Task data below:

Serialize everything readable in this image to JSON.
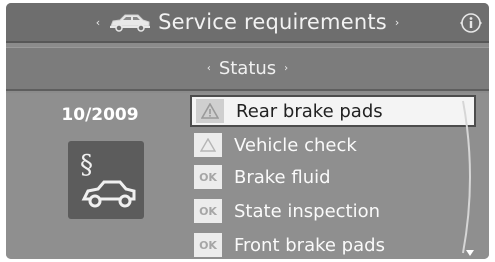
{
  "header": {
    "title": "Service requirements",
    "left_arrow": "‹",
    "right_arrow": "›",
    "info_icon": "info-icon",
    "car_icon": "car-icon"
  },
  "subheader": {
    "title": "Status",
    "left_arrow": "‹",
    "right_arrow": "›"
  },
  "left_panel": {
    "date": "10/2009",
    "icon": "legal-section-car-icon"
  },
  "list": {
    "items": [
      {
        "label": "Rear brake pads",
        "status": "warning",
        "badge": "",
        "selected": true
      },
      {
        "label": "Vehicle check",
        "status": "warning",
        "badge": "",
        "selected": false
      },
      {
        "label": "Brake fluid",
        "status": "ok",
        "badge": "OK",
        "selected": false
      },
      {
        "label": "State inspection",
        "status": "ok",
        "badge": "OK",
        "selected": false
      },
      {
        "label": "Front brake pads",
        "status": "ok",
        "badge": "OK",
        "selected": false
      }
    ],
    "scroll_down_icon": "scroll-down-icon"
  },
  "colors": {
    "background": "#8f8f8f",
    "titlebar": "#6e6e6e",
    "text": "#fafafa",
    "selected_bg": "#f4f4f4"
  }
}
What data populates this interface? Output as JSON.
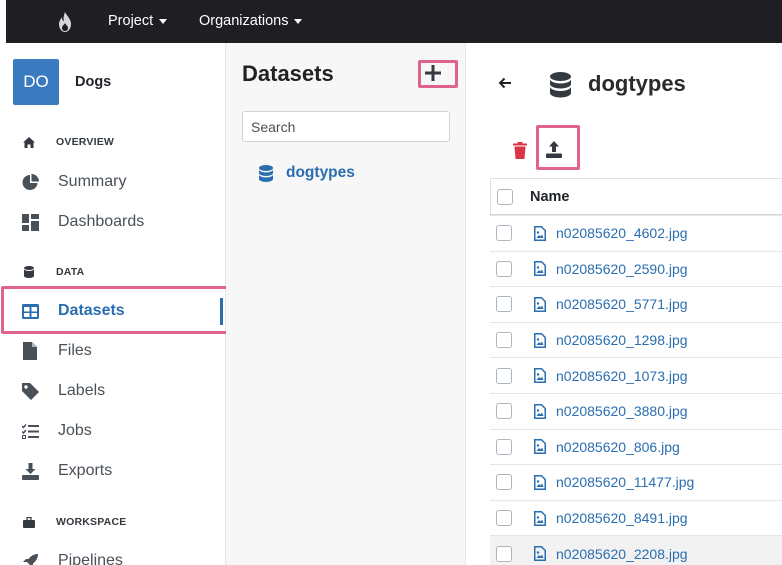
{
  "topbar": {
    "logo_icon": "flame-logo-icon",
    "menus": [
      {
        "label": "Project"
      },
      {
        "label": "Organizations"
      }
    ]
  },
  "sidebar": {
    "avatar_text": "DO",
    "project_name": "Dogs",
    "sections": {
      "overview": "OVERVIEW",
      "data": "DATA",
      "workspace": "WORKSPACE"
    },
    "items": {
      "summary": "Summary",
      "dashboards": "Dashboards",
      "datasets": "Datasets",
      "files": "Files",
      "labels": "Labels",
      "jobs": "Jobs",
      "exports": "Exports",
      "pipelines": "Pipelines"
    },
    "active_item": "Datasets"
  },
  "datasets_panel": {
    "title": "Datasets",
    "search_placeholder": "Search",
    "items": [
      "dogtypes"
    ]
  },
  "main": {
    "dataset_name": "dogtypes",
    "table": {
      "header": "Name",
      "files": [
        "n02085620_4602.jpg",
        "n02085620_2590.jpg",
        "n02085620_5771.jpg",
        "n02085620_1298.jpg",
        "n02085620_1073.jpg",
        "n02085620_3880.jpg",
        "n02085620_806.jpg",
        "n02085620_11477.jpg",
        "n02085620_8491.jpg",
        "n02085620_2208.jpg"
      ]
    }
  },
  "colors": {
    "accent": "#2a6eb0",
    "highlight": "#e0648a",
    "navbar": "#1e1e23",
    "delete": "#dc3545"
  }
}
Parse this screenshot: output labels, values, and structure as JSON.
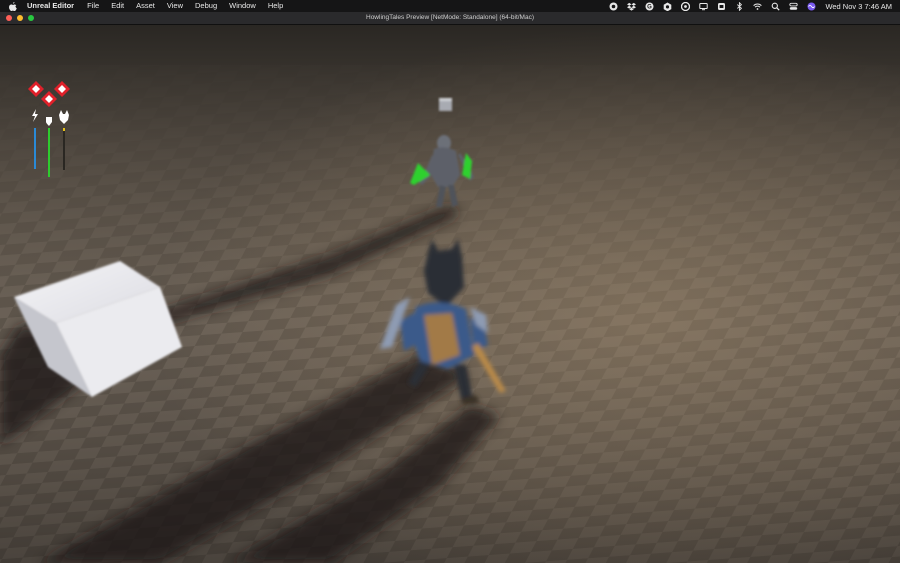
{
  "menubar": {
    "apple_icon": "apple-icon",
    "items": [
      "Unreal Editor",
      "File",
      "Edit",
      "Asset",
      "View",
      "Debug",
      "Window",
      "Help"
    ],
    "status_icons": [
      "record-icon",
      "dropbox-icon",
      "grammarly-icon",
      "unreal-icon",
      "creative-cloud-icon",
      "display-icon",
      "shield-icon",
      "bluetooth-icon",
      "wifi-icon",
      "search-icon",
      "control-center-icon",
      "siri-icon"
    ],
    "clock": "Wed Nov 3  7:46 AM"
  },
  "window": {
    "title": "HowlingTales Preview [NetMode: Standalone]  (64-bit/Mac)",
    "traffic_lights": {
      "close": "#ff5f57",
      "minimize": "#febc2e",
      "maximize": "#28c840"
    }
  },
  "hud": {
    "hearts": 3,
    "heart_color": "#e0202a",
    "bars": [
      {
        "icon": "lightning-icon",
        "color": "#2a8ad6"
      },
      {
        "icon": "shield-icon",
        "color": "#2ecc2e"
      },
      {
        "icon": "wolf-icon",
        "color": "#e6c21a"
      }
    ]
  }
}
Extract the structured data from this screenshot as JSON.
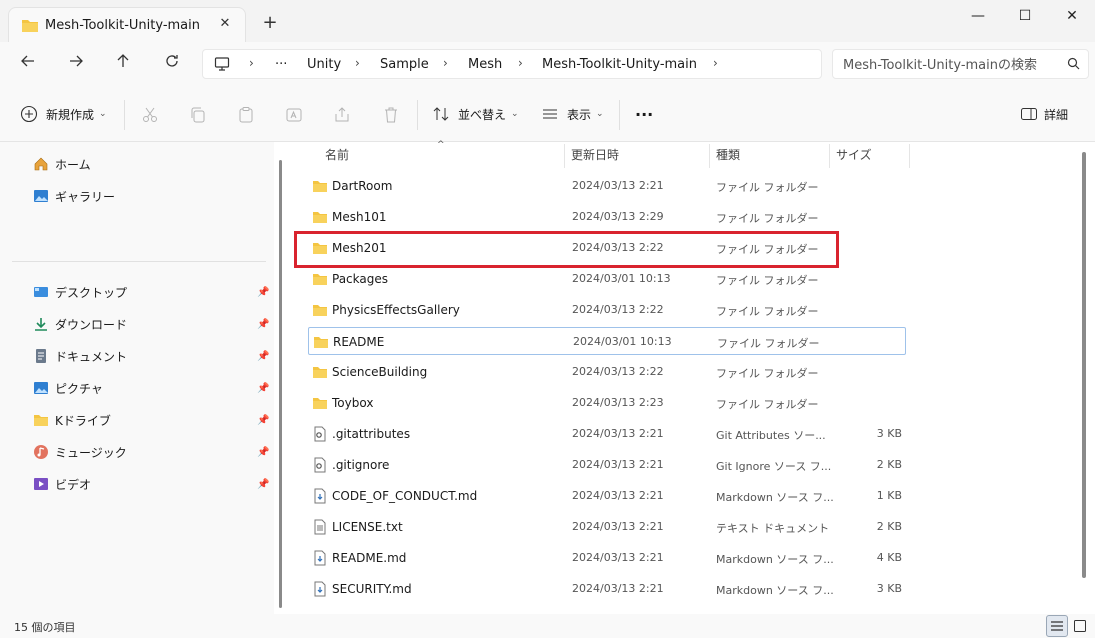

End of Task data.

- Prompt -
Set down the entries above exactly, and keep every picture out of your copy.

- Exercise result -
Serialize everything readable in this image to JSON.
{
  "header": {
    "title": "Service requirements",
    "left_arrow": "‹",
    "right_arrow": "›",
    "info_icon": "info-icon",
    "car_icon": "car-icon"
  },
  "subheader": {
    "title": "Status",
    "left_arrow": "‹",
    "right_arrow": "›"
  },
  "left_panel": {
    "date": "10/2009",
    "icon": "legal-section-car-icon"
  },
  "list": {
    "items": [
      {
        "label": "Rear brake pads",
        "status": "warning",
        "badge": "",
        "selected": true
      },
      {
        "label": "Vehicle check",
        "status": "warning",
        "badge": "",
        "selected": false
      },
      {
        "label": "Brake fluid",
        "status": "ok",
        "badge": "OK",
        "selected": false
      },
      {
        "label": "State inspection",
        "status": "ok",
        "badge": "OK",
        "selected": false
      },
      {
        "label": "Front brake pads",
        "status": "ok",
        "badge": "OK",
        "selected": false
      }
    ],
    "scroll_down_icon": "scroll-down-icon"
  },
  "colors": {
    "background": "#8f8f8f",
    "titlebar": "#6e6e6e",
    "text": "#fafafa",
    "selected_bg": "#f4f4f4"
  }
}
What data populates this interface? Output as JSON.
{
  "topbar": {
    "logo_icon": "flame-logo-icon",
    "menus": [
      {
        "label": "Project"
      },
      {
        "label": "Organizations"
      }
    ]
  },
  "sidebar": {
    "avatar_text": "DO",
    "project_name": "Dogs",
    "sections": {
      "overview": "OVERVIEW",
      "data": "DATA",
      "workspace": "WORKSPACE"
    },
    "items": {
      "summary": "Summary",
      "dashboards": "Dashboards",
      "datasets": "Datasets",
      "files": "Files",
      "labels": "Labels",
      "jobs": "Jobs",
      "exports": "Exports",
      "pipelines": "Pipelines"
    },
    "active_item": "Datasets"
  },
  "datasets_panel": {
    "title": "Datasets",
    "search_placeholder": "Search",
    "items": [
      "dogtypes"
    ]
  },
  "main": {
    "dataset_name": "dogtypes",
    "table": {
      "header": "Name",
      "files": [
        "n02085620_4602.jpg",
        "n02085620_2590.jpg",
        "n02085620_5771.jpg",
        "n02085620_1298.jpg",
        "n02085620_1073.jpg",
        "n02085620_3880.jpg",
        "n02085620_806.jpg",
        "n02085620_11477.jpg",
        "n02085620_8491.jpg",
        "n02085620_2208.jpg"
      ]
    }
  },
  "colors": {
    "accent": "#2a6eb0",
    "highlight": "#e0648a",
    "navbar": "#1e1e23",
    "delete": "#dc3545"
  }
}
Parse this screenshot: output labels, values, and structure as JSON.
{
  "menubar": {
    "apple_icon": "apple-icon",
    "items": [
      "Unreal Editor",
      "File",
      "Edit",
      "Asset",
      "View",
      "Debug",
      "Window",
      "Help"
    ],
    "status_icons": [
      "record-icon",
      "dropbox-icon",
      "grammarly-icon",
      "unreal-icon",
      "creative-cloud-icon",
      "display-icon",
      "shield-icon",
      "bluetooth-icon",
      "wifi-icon",
      "search-icon",
      "control-center-icon",
      "siri-icon"
    ],
    "clock": "Wed Nov 3  7:46 AM"
  },
  "window": {
    "title": "HowlingTales Preview [NetMode: Standalone]  (64-bit/Mac)",
    "traffic_lights": {
      "close": "#ff5f57",
      "minimize": "#febc2e",
      "maximize": "#28c840"
    }
  },
  "hud": {
    "hearts": 3,
    "heart_color": "#e0202a",
    "bars": [
      {
        "icon": "lightning-icon",
        "color": "#2a8ad6"
      },
      {
        "icon": "shield-icon",
        "color": "#2ecc2e"
      },
      {
        "icon": "wolf-icon",
        "color": "#e6c21a"
      }
    ]
  }
}
Extract the structured data from this screenshot as JSON.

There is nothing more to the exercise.